┌────────

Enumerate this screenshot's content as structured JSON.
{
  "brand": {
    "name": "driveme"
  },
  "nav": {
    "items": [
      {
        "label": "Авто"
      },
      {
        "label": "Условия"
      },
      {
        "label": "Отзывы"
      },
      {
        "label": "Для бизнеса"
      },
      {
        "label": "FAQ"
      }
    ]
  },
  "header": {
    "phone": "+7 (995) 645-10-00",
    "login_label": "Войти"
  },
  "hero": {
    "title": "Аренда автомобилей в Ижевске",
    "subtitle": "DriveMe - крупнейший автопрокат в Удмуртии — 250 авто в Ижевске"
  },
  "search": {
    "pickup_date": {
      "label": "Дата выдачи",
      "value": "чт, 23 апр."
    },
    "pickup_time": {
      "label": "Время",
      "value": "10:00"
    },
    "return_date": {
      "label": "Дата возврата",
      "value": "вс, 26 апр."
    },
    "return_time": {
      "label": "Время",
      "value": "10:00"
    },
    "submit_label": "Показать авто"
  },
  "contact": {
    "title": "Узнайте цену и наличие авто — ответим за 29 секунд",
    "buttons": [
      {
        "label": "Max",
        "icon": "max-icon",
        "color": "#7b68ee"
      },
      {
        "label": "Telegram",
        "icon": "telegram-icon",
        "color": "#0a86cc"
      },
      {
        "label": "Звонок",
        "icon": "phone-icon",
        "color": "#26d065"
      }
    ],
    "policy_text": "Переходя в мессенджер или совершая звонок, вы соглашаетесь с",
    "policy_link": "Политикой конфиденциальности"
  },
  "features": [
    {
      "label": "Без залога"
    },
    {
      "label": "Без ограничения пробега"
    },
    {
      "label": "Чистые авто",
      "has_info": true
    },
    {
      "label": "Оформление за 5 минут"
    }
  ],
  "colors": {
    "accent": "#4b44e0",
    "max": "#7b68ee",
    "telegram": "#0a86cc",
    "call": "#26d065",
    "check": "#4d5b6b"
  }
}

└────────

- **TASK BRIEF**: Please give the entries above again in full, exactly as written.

- **ANSWER TO THIS EXERCISE**:
Enumerate this screenshot's content as structured JSON.
{
  "brand": {
    "name": "driveme"
  },
  "nav": {
    "items": [
      {
        "label": "Авто"
      },
      {
        "label": "Условия"
      },
      {
        "label": "Отзывы"
      },
      {
        "label": "Для бизнеса"
      },
      {
        "label": "FAQ"
      }
    ]
  },
  "header": {
    "phone": "+7 (995) 645-10-00",
    "login_label": "Войти"
  },
  "hero": {
    "title": "Аренда автомобилей в Ижевске",
    "subtitle": "DriveMe - крупнейший автопрокат в Удмуртии — 250 авто в Ижевске"
  },
  "search": {
    "pickup_date": {
      "label": "Дата выдачи",
      "value": "чт, 23 апр."
    },
    "pickup_time": {
      "label": "Время",
      "value": "10:00"
    },
    "return_date": {
      "label": "Дата возврата",
      "value": "вс, 26 апр."
    },
    "return_time": {
      "label": "Время",
      "value": "10:00"
    },
    "submit_label": "Показать авто"
  },
  "contact": {
    "title": "Узнайте цену и наличие авто — ответим за 29 секунд",
    "buttons": [
      {
        "label": "Max",
        "icon": "max-icon",
        "color": "#7b68ee"
      },
      {
        "label": "Telegram",
        "icon": "telegram-icon",
        "color": "#0a86cc"
      },
      {
        "label": "Звонок",
        "icon": "phone-icon",
        "color": "#26d065"
      }
    ],
    "policy_text": "Переходя в мессенджер или совершая звонок, вы соглашаетесь с",
    "policy_link": "Политикой конфиденциальности"
  },
  "features": [
    {
      "label": "Без залога"
    },
    {
      "label": "Без ограничения пробега"
    },
    {
      "label": "Чистые авто",
      "has_info": true
    },
    {
      "label": "Оформление за 5 минут"
    }
  ],
  "colors": {
    "accent": "#4b44e0",
    "max": "#7b68ee",
    "telegram": "#0a86cc",
    "call": "#26d065",
    "check": "#4d5b6b"
  }
}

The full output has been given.